_LISTED RECORDS_.
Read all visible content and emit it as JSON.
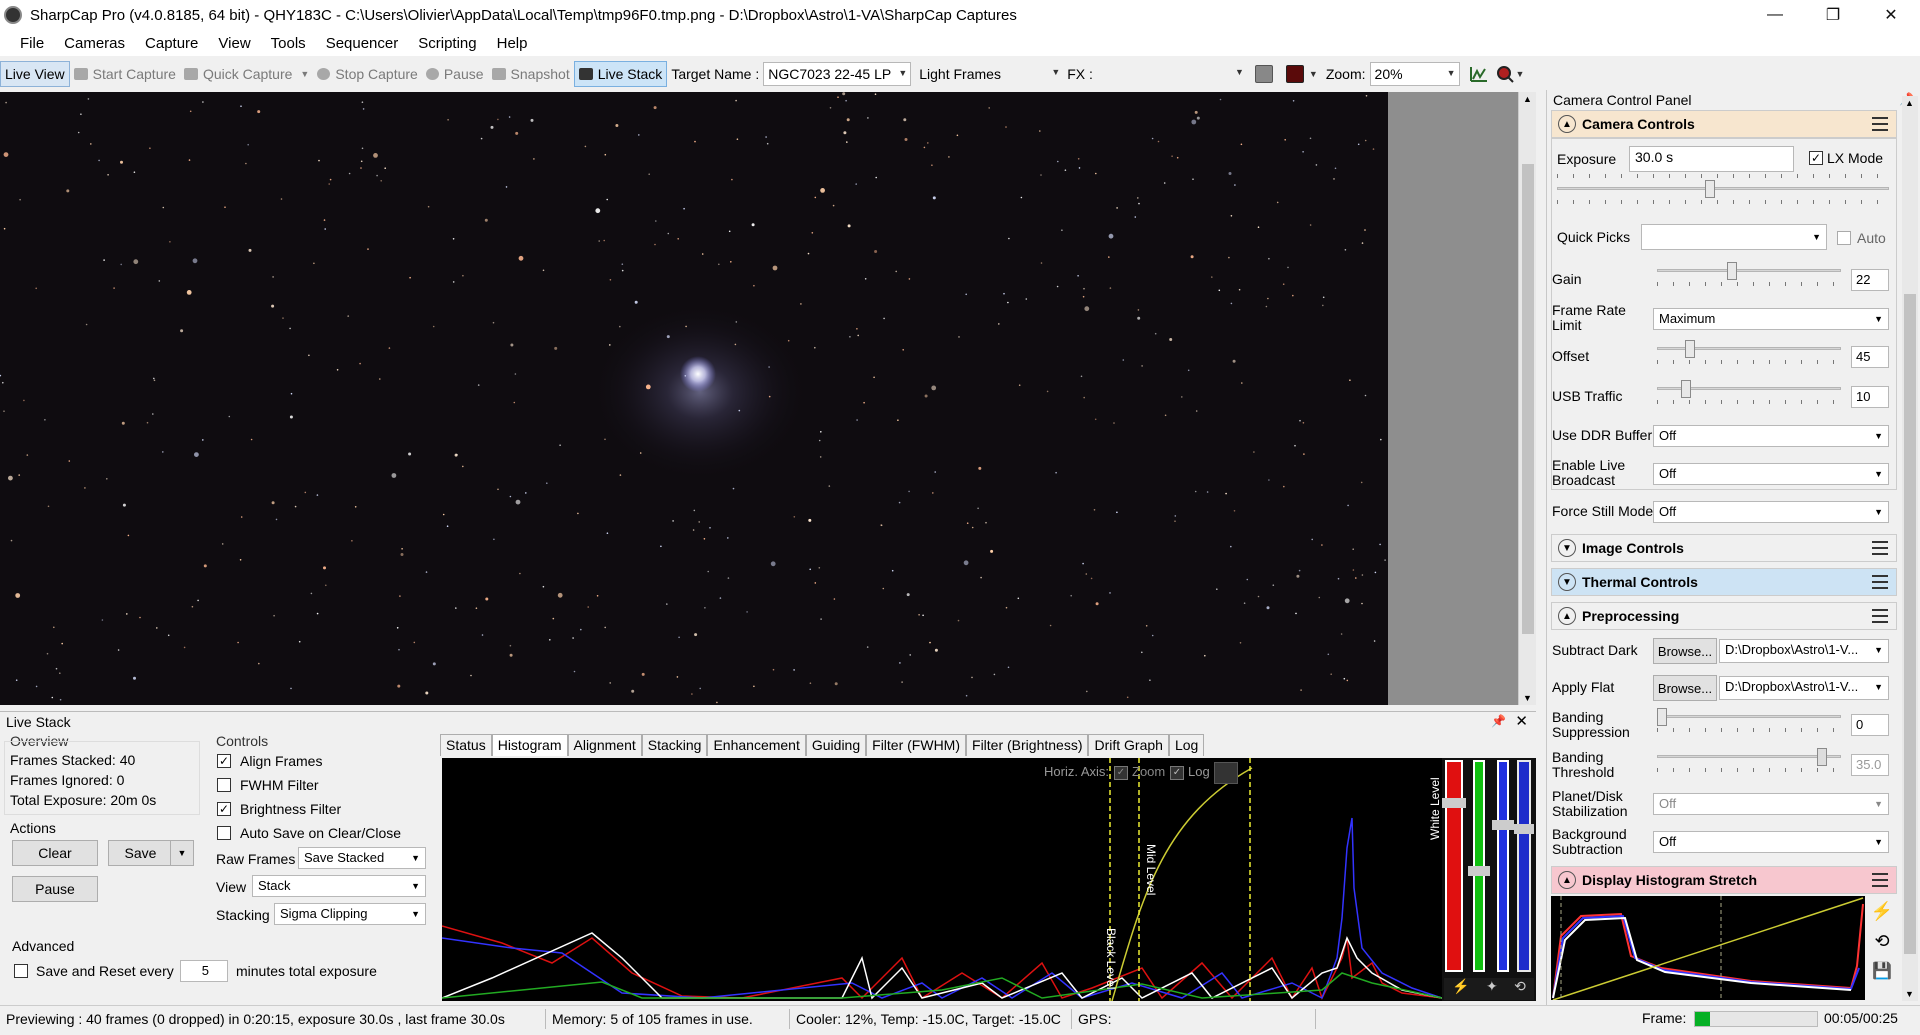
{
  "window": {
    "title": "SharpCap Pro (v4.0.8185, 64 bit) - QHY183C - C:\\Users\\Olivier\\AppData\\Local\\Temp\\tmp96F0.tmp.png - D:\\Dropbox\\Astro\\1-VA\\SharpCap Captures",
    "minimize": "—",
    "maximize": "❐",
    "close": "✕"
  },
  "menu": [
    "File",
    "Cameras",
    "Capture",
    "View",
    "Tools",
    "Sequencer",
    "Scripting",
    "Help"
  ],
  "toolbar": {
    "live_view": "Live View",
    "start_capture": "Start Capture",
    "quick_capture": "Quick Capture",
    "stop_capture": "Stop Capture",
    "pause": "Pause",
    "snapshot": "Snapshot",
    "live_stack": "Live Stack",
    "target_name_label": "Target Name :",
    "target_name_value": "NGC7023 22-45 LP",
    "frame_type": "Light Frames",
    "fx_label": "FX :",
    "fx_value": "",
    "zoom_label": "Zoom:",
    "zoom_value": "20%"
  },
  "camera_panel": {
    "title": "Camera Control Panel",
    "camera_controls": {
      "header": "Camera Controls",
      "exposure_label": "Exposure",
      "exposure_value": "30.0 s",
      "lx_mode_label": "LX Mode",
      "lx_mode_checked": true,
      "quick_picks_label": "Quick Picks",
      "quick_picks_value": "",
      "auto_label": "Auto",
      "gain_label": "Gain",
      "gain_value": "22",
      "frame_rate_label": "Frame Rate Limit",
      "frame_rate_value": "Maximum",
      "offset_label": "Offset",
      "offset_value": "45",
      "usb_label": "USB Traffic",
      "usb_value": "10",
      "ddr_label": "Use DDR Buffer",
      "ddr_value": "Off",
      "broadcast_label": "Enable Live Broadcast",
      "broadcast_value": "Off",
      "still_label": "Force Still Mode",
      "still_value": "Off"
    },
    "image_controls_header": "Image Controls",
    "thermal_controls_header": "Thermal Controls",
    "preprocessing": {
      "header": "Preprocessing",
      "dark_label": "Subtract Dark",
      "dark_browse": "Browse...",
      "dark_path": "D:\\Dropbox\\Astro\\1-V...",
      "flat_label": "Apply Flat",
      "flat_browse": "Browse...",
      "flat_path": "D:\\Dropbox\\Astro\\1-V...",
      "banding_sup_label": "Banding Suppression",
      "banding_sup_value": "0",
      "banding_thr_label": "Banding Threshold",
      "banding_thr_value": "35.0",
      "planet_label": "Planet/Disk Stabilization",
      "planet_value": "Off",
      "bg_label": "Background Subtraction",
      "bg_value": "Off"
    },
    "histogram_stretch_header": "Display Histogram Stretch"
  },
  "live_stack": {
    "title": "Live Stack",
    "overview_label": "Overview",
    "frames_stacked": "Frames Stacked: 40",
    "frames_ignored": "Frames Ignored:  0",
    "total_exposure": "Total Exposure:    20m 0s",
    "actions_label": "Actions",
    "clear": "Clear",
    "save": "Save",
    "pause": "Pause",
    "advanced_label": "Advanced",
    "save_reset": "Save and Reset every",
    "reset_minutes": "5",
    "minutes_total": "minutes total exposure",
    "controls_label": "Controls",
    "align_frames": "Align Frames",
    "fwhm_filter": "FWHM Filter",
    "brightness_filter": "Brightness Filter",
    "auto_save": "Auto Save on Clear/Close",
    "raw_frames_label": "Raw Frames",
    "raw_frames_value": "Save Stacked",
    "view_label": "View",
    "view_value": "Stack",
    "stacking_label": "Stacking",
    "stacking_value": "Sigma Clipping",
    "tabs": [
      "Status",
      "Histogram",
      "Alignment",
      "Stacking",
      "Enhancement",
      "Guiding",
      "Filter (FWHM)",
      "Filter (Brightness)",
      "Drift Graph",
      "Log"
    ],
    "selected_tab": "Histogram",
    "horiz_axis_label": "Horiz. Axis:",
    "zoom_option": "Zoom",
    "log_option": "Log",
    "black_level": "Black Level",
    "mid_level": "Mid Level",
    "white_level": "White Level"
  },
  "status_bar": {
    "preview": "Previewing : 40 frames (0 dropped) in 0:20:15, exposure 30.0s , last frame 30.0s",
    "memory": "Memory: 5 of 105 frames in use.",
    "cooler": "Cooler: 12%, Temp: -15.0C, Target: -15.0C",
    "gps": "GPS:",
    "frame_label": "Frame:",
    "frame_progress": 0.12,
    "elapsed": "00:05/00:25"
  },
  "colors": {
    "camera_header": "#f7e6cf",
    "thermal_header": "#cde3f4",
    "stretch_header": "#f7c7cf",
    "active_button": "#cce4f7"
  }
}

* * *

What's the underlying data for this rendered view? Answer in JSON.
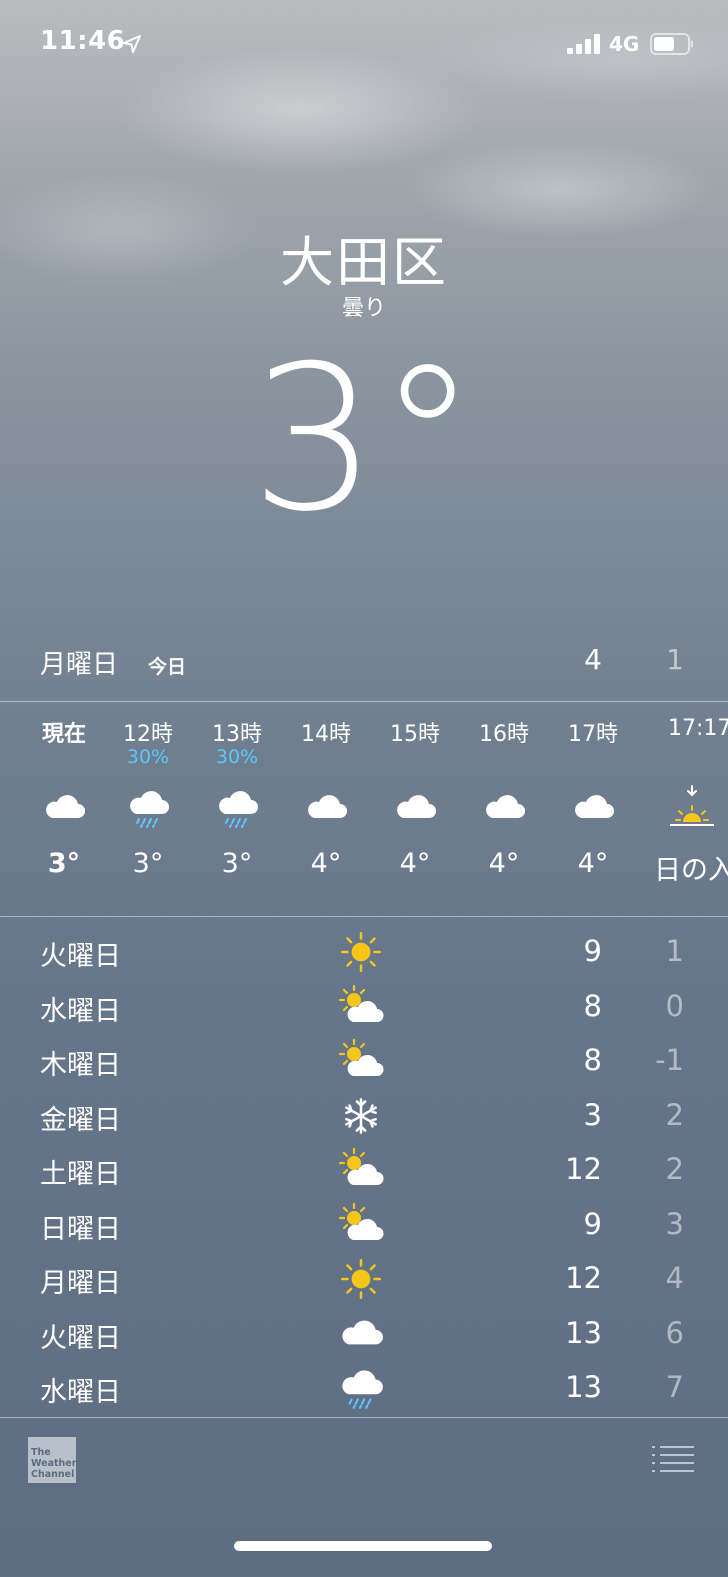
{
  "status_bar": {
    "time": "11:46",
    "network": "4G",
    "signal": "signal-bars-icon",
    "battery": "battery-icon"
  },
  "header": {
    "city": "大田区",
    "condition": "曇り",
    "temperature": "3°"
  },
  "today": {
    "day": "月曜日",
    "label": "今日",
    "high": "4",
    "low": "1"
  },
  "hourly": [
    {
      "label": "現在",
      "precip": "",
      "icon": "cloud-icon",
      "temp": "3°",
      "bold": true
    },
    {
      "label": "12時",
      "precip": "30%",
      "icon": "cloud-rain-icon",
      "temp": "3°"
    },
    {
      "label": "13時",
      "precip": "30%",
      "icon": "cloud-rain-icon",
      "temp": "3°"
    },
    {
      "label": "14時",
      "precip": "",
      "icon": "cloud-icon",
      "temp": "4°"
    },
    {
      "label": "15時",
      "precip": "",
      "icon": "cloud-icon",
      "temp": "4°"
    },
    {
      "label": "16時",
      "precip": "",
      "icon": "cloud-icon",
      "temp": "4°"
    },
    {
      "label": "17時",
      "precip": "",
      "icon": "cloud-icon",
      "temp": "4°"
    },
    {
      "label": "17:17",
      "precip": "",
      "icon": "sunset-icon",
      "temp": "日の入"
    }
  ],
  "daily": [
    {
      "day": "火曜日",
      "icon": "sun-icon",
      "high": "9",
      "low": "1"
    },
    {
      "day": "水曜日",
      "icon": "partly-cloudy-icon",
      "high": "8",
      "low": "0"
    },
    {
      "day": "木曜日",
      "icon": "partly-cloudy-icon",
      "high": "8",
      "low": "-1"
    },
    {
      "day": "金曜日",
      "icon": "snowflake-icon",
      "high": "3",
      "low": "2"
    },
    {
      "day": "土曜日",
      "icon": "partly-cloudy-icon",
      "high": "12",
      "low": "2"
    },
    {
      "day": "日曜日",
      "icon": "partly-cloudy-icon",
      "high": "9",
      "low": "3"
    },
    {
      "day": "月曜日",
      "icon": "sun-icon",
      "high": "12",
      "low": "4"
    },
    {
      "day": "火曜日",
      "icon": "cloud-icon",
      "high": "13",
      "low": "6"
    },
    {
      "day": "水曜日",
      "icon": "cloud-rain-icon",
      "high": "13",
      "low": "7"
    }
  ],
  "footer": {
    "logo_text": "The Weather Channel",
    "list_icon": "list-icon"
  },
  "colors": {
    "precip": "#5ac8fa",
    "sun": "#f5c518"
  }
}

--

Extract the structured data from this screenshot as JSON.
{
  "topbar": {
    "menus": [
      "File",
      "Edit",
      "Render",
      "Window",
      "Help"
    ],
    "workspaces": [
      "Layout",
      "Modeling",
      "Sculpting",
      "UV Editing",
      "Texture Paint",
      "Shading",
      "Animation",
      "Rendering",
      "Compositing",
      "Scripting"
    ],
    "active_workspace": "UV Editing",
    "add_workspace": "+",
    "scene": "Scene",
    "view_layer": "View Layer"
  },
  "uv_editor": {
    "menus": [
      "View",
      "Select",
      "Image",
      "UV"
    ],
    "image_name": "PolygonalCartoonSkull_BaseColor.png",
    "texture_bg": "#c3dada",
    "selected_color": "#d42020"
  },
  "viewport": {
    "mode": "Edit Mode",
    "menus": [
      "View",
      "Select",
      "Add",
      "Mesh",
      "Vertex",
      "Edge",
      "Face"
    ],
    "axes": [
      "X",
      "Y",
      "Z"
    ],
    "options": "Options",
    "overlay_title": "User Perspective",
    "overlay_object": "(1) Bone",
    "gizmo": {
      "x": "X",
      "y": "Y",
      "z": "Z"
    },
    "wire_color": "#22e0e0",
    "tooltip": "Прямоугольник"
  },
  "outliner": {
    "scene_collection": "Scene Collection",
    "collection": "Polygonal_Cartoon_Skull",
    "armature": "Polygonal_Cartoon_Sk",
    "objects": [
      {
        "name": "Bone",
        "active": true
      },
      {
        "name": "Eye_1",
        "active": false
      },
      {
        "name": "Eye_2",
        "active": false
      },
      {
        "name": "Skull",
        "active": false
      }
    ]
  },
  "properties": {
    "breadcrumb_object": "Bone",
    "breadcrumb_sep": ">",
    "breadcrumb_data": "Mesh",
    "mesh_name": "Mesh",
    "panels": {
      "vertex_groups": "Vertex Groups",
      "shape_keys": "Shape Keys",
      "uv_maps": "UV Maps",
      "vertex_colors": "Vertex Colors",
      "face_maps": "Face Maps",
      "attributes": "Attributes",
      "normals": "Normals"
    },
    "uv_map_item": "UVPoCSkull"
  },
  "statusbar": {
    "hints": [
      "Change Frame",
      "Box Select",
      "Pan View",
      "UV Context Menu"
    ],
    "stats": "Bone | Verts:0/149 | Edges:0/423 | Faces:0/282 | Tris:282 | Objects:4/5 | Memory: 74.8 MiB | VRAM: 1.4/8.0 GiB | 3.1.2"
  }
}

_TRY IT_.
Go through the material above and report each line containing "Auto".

_SOLUTION BELOW_.
      "auto_label": "Auto",
    "auto_save": "Auto Save on Clear/Close",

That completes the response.